We all know you should develop locally and on the latest development version of WordPress. But in order to checkout the trunk, you have to use SVN — unless you know about git-svn. You can checkout the entire core repository with:

git svn clone -s http://core.svn.wordpress.org

That’s going to take a while because it is going to download all the WordPress history from forever, but once it’s done it’s just another simple git-svn command to keep it up to date:

git svn rebase

You can also put git repositories inside other git repositories. This is useful so you can use a different repository for each plugin and theme. Just initialize a new repository in the themes or plugins directory and it will work just like normal — even if you’re already using git to manage your development version of WordPress.

Automate your Environment

If you like using a virtual machine for your local development environment, vagrant has to be the way to go. A simple configuration file defines the virtual machine and vagrant, which relies on VirtualBox, takes care of setting it up. Pair that with provisioning software like Puppet or Chef and you’ve got a development environment that you can get up and running with a single command.

Vagrant depends on a Vagrantfile that defines the virtual machine.
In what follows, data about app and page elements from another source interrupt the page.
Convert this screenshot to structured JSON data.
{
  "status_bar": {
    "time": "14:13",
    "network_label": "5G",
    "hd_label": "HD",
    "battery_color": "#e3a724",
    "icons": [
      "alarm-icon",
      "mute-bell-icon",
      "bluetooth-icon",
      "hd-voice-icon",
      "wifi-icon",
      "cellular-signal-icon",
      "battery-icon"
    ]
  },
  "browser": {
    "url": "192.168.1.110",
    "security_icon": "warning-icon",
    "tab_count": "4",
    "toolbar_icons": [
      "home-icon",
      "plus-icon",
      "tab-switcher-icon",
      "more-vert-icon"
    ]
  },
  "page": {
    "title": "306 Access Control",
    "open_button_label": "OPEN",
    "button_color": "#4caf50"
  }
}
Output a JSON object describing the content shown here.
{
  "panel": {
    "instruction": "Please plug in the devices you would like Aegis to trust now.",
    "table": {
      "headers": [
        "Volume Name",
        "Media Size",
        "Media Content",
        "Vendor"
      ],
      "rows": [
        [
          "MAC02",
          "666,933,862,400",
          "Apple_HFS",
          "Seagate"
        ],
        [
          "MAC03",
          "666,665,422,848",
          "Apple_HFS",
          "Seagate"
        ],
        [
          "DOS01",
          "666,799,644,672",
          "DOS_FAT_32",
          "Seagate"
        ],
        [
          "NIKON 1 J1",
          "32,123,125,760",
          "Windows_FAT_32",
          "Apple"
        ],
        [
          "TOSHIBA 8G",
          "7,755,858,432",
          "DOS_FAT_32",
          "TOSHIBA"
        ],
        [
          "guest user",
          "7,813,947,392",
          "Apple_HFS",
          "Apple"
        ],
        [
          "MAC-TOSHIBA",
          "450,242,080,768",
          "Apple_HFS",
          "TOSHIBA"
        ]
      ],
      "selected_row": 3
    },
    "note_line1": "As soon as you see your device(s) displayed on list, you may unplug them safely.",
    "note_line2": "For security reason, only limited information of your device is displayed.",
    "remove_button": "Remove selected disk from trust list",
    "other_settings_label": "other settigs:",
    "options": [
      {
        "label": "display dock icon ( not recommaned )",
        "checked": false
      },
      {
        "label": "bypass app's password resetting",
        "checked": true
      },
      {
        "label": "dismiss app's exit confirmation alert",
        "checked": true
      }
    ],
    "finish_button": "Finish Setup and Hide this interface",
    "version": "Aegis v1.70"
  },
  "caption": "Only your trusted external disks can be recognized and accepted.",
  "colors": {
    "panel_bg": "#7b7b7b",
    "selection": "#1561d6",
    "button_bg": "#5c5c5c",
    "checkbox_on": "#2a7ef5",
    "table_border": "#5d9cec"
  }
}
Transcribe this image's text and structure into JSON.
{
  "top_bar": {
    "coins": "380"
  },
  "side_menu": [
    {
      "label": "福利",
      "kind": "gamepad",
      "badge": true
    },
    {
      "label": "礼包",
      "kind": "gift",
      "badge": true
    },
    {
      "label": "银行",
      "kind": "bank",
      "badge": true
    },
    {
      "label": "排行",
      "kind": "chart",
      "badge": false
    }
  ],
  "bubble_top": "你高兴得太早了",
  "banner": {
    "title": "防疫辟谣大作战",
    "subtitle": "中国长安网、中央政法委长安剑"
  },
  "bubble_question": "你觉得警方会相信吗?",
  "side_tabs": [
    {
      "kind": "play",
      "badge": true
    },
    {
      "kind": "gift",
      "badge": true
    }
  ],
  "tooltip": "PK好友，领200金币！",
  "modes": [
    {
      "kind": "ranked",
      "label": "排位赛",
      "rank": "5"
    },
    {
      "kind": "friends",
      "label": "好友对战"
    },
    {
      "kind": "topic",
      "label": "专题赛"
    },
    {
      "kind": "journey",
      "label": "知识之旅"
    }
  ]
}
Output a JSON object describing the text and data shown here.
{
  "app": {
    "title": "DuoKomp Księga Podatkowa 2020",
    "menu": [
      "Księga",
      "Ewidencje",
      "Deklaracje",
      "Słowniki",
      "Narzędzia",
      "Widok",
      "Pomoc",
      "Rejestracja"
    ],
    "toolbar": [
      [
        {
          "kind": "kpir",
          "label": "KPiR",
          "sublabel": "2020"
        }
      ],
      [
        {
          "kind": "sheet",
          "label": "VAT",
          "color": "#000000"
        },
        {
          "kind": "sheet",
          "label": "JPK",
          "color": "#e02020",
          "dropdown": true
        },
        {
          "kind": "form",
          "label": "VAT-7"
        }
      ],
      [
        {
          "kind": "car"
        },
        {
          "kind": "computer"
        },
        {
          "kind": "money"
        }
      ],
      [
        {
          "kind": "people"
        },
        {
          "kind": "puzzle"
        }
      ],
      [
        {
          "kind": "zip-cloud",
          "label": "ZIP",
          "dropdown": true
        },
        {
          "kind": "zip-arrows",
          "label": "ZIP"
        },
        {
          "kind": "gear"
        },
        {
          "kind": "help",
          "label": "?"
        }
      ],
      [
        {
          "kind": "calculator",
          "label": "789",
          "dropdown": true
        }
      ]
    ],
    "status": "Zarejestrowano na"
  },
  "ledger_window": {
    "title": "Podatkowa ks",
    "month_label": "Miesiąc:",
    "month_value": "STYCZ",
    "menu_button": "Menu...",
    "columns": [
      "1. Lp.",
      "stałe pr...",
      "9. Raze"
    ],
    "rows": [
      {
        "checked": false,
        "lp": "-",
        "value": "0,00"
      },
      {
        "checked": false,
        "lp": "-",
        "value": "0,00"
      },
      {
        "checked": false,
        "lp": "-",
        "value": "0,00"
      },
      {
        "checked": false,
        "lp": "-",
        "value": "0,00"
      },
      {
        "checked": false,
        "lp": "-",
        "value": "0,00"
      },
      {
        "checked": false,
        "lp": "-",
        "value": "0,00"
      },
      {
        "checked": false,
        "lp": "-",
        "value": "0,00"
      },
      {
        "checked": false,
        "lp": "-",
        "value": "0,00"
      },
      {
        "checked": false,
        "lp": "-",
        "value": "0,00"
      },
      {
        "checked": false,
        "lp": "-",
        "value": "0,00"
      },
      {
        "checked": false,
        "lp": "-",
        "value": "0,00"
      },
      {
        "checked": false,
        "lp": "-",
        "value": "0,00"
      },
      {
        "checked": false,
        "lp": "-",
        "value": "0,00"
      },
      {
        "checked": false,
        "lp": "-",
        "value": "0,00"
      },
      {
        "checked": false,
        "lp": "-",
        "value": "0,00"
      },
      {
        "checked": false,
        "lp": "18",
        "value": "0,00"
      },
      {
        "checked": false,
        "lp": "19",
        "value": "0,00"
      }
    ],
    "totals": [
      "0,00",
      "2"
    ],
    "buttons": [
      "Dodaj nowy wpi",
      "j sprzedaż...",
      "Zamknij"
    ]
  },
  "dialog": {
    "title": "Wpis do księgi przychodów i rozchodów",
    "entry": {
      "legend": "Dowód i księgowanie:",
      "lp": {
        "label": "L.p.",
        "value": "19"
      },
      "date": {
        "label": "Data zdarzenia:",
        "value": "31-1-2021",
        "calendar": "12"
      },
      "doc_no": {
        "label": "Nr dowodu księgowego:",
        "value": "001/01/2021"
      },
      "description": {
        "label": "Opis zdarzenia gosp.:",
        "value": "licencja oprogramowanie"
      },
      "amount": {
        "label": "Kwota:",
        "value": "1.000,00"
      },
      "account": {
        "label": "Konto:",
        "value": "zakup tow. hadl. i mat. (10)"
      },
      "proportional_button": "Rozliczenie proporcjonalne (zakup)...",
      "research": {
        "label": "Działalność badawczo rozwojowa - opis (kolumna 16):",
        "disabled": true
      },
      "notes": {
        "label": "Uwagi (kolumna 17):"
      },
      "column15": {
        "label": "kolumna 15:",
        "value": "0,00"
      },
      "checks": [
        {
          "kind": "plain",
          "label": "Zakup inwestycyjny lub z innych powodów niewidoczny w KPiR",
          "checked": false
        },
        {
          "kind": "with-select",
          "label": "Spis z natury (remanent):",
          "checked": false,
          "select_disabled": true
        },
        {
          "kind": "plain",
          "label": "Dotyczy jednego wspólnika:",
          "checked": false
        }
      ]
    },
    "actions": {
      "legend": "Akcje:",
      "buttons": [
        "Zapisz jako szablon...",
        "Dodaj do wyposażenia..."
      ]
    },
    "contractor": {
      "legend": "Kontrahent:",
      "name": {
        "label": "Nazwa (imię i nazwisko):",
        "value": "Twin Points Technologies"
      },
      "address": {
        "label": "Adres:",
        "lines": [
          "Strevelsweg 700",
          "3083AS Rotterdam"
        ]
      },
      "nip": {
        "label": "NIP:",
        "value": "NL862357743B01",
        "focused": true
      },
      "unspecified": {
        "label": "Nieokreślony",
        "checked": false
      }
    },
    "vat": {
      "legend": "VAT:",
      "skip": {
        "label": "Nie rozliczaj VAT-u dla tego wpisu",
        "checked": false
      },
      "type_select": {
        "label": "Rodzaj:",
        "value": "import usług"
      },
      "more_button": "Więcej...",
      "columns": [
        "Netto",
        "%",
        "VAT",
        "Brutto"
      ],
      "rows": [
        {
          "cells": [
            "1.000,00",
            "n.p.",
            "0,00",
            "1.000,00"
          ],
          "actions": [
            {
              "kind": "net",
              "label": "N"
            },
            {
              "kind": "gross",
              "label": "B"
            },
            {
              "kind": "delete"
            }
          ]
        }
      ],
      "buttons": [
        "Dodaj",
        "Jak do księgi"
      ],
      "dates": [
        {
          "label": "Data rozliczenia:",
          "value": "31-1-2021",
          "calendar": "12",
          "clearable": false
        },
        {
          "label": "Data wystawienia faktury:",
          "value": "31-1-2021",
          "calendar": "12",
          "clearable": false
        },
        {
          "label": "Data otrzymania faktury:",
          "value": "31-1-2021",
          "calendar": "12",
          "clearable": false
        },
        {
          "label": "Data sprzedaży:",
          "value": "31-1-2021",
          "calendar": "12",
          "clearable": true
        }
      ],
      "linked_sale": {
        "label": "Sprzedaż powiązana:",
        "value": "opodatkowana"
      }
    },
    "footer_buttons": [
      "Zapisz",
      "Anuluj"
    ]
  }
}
It’s important to note that the folder that the Vagrantfile lives in will be shared using VirtualBox’s built in sharing on the guest to /vagrant.

Puppet scripts define how a server should look. So, “has apache, php, and mysql installed” is an example. The idempotence of puppet is really cool. You can run a puppet script over and over again and it won’t break anything. If you say a server should have nginx and it already has nginx, puppet will just skip that step. The weird part about puppet, and the thing I found most confusing at first, was that stuff doesn’t run in order. You have to clearly specify dependences because the software is going to optimize your script as much as possible. This gets easier to follow once you work with it for a while.

My current setup is at https://github.com/joshbetz/WCMKE–2013-Vagrant-Puppet

When everything is configured, simply run vagrant up and vagrant will start the virtual machine. Other commands are vagrant ssh, vagrant halt, vagrant destroy, and vagrant provision. SSH is straight forward. Halt shuts down the machine. Destroy removes the machine from VirtualBox. Provision runs the provisioner, whether that’s Puppet, Chef, or a shell script.

This is really powerful. Like your dotfiles, you can put this in the cloud and download the configuration when you need it. And simply run vagrant up to start the machine.

The other nice thing is that our development environments can be open source now. Working together on this stuff is a powerful thing, but I don’t think I have to convince the WordPress community of the power of open source.

Automate your Development

Since we are talking about WordPress development, I’m also going to mention some ways you can make the software work for you while you’re writing code.

  1. Developer Plugin – http://wordpress.org/extend/plugins/developer/
    It’s maintained by Automattic and basically just helps you set up your local development environment the right way. From checking your wp-config.php for the proper constants, to verifying that you’re on the latest development release of WordPress, to recommending awesome plugins that make WordPress development run more smoothly.

  2. Theme Unit Test – http://codex.wordpress.org/Theme_Unit_Test
    This one is maintained by the WordPress Theme Review Team. Even though it’s called the Theme Unit Test, this is useful for all developers. It’s a collection of a huge range of content for you to import into WordPress. Even if you’re developing the next hit plugin, you’re going to need content to test on. There are posts of every post format and any kind of example you could think of.

  3. Underscores.me – http://underscores.me
    Something else that is maintained by Automattic. While it’s technically a theme, I think of it more as a collection of awesome snippets that you can drop into your theme. That’s not to say you couldn’t download this and style it the way you want and be done. It would probably be great as a theme by itself, but there’s so much awesome in here that I just like to scan through the code once in a while and see what new magic I find.

So, to wrap this up, make your computer work for you. Automate everything that can be automated unless you know you’ll never need to do it again. When you do something twice, that’s a good sign that you’ll probably do it again. 🙂